PROBLEM TO SOLVE: Repeat each record exactly as written, and drop any images.

(Website and app data records)
◇ ◇ ◇ ◇
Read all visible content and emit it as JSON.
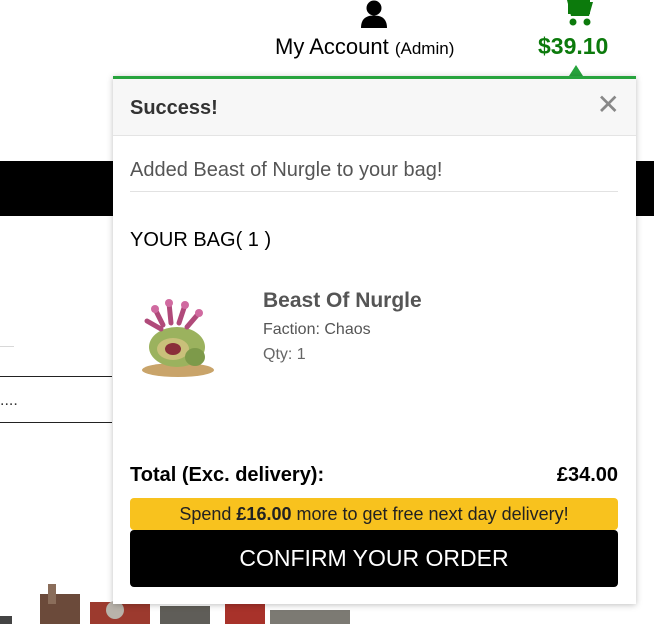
{
  "header": {
    "account_label": "My Account",
    "account_role": "(Admin)",
    "cart_total": "$39.10",
    "cart_total_color": "#0c7a0c"
  },
  "page_fragments": {
    "truncated_text": "...."
  },
  "popover": {
    "accent_color": "#27a33d",
    "title": "Success!",
    "close_label": "✕",
    "message": "Added Beast of Nurgle to your bag!",
    "bag_title": "YOUR BAG( 1 )",
    "item": {
      "name": "Beast Of Nurgle",
      "faction": "Faction: Chaos",
      "qty": "Qty: 1",
      "image_icon": "miniature-figure-image"
    },
    "total_label": "Total (Exc. delivery):",
    "total_value": "£34.00",
    "promo": {
      "prefix": "Spend ",
      "amount": "£16.00",
      "suffix": " more to get free next day delivery!",
      "color": "#f8c21e"
    },
    "confirm_label": "CONFIRM YOUR ORDER"
  }
}
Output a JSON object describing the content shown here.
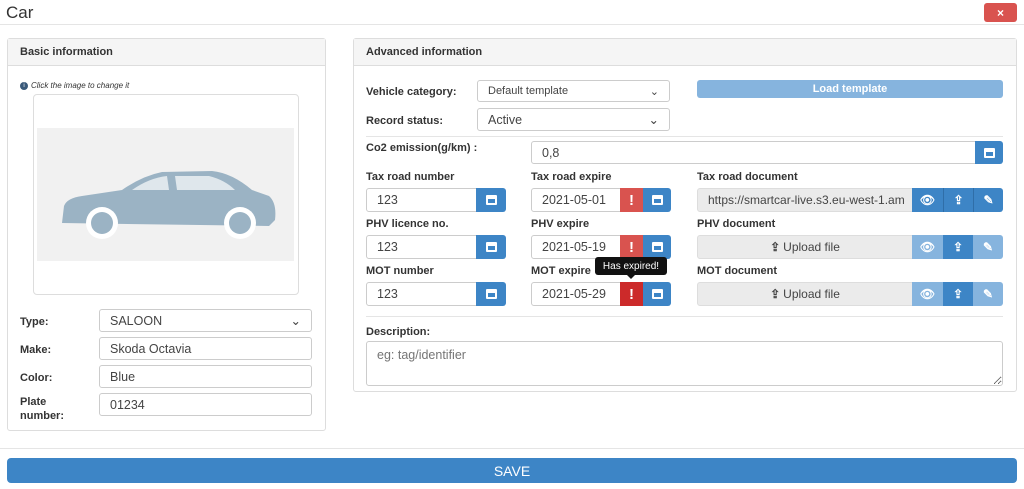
{
  "window": {
    "title": "Car",
    "close_label": "×"
  },
  "basic": {
    "header": "Basic information",
    "hint": "Click the image to change it",
    "type_label": "Type:",
    "type_value": "SALOON",
    "make_label": "Make:",
    "make_value": "Skoda Octavia",
    "color_label": "Color:",
    "color_value": "Blue",
    "plate_label": "Plate number:",
    "plate_value": "01234"
  },
  "advanced": {
    "header": "Advanced information",
    "vehicle_category_label": "Vehicle category:",
    "vehicle_category_value": "Default template",
    "load_template_label": "Load template",
    "record_status_label": "Record status:",
    "record_status_value": "Active",
    "co2_label": "Co2 emission(g/km) :",
    "co2_value": "0,8",
    "rows": [
      {
        "number_label": "Tax road number",
        "number_value": "123",
        "expire_label": "Tax road expire",
        "expire_value": "2021-05-01",
        "doc_label": "Tax road document",
        "doc_value": "https://smartcar-live.s3.eu-west-1.am"
      },
      {
        "number_label": "PHV licence no.",
        "number_value": "123",
        "expire_label": "PHV expire",
        "expire_value": "2021-05-19",
        "doc_label": "PHV document",
        "doc_value": "Upload file"
      },
      {
        "number_label": "MOT number",
        "number_value": "123",
        "expire_label": "MOT expire",
        "expire_value": "2021-05-29",
        "doc_label": "MOT document",
        "doc_value": "Upload file"
      }
    ],
    "tooltip": "Has expired!",
    "expired_mark": "!",
    "description_label": "Description:",
    "description_placeholder": "eg: tag/identifier"
  },
  "footer": {
    "save_label": "SAVE"
  },
  "colors": {
    "primary": "#3d85c6",
    "danger": "#d9534f"
  }
}
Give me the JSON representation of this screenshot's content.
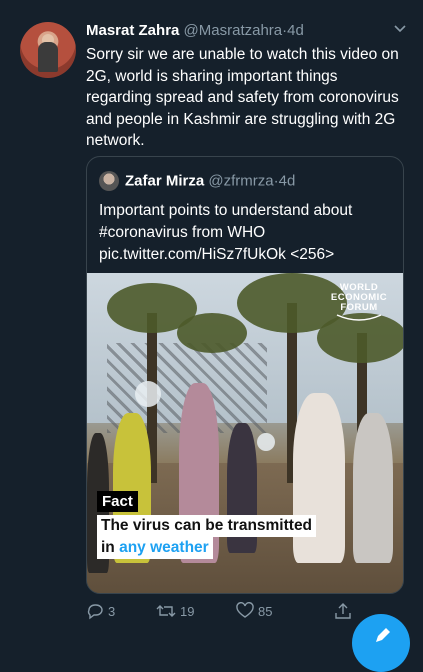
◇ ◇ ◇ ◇
TASK OUTPUT:
Read all visible content and emit it as JSON.
{
  "header": {
    "account_label": "My Account",
    "account_role": "(Admin)",
    "cart_total": "$39.10",
    "cart_total_color": "#0c7a0c"
  },
  "page_fragments": {
    "truncated_text": "...."
  },
  "popover": {
    "accent_color": "#27a33d",
    "title": "Success!",
    "close_label": "✕",
    "message": "Added Beast of Nurgle to your bag!",
    "bag_title": "YOUR BAG( 1 )",
    "item": {
      "name": "Beast Of Nurgle",
      "faction": "Faction: Chaos",
      "qty": "Qty: 1",
      "image_icon": "miniature-figure-image"
    },
    "total_label": "Total (Exc. delivery):",
    "total_value": "£34.00",
    "promo": {
      "prefix": "Spend ",
      "amount": "£16.00",
      "suffix": " more to get free next day delivery!",
      "color": "#f8c21e"
    },
    "confirm_label": "CONFIRM YOUR ORDER"
  }
}
Output a JSON object describing the content shown here.
{
  "window": {
    "title": "Car",
    "close_label": "×"
  },
  "basic": {
    "header": "Basic information",
    "hint": "Click the image to change it",
    "type_label": "Type:",
    "type_value": "SALOON",
    "make_label": "Make:",
    "make_value": "Skoda Octavia",
    "color_label": "Color:",
    "color_value": "Blue",
    "plate_label": "Plate number:",
    "plate_value": "01234"
  },
  "advanced": {
    "header": "Advanced information",
    "vehicle_category_label": "Vehicle category:",
    "vehicle_category_value": "Default template",
    "load_template_label": "Load template",
    "record_status_label": "Record status:",
    "record_status_value": "Active",
    "co2_label": "Co2 emission(g/km) :",
    "co2_value": "0,8",
    "rows": [
      {
        "number_label": "Tax road number",
        "number_value": "123",
        "expire_label": "Tax road expire",
        "expire_value": "2021-05-01",
        "doc_label": "Tax road document",
        "doc_value": "https://smartcar-live.s3.eu-west-1.am"
      },
      {
        "number_label": "PHV licence no.",
        "number_value": "123",
        "expire_label": "PHV expire",
        "expire_value": "2021-05-19",
        "doc_label": "PHV document",
        "doc_value": "Upload file"
      },
      {
        "number_label": "MOT number",
        "number_value": "123",
        "expire_label": "MOT expire",
        "expire_value": "2021-05-29",
        "doc_label": "MOT document",
        "doc_value": "Upload file"
      }
    ],
    "tooltip": "Has expired!",
    "expired_mark": "!",
    "description_label": "Description:",
    "description_placeholder": "eg: tag/identifier"
  },
  "footer": {
    "save_label": "SAVE"
  },
  "colors": {
    "primary": "#3d85c6",
    "danger": "#d9534f"
  }
}
Give me the JSON representation of this screenshot's content.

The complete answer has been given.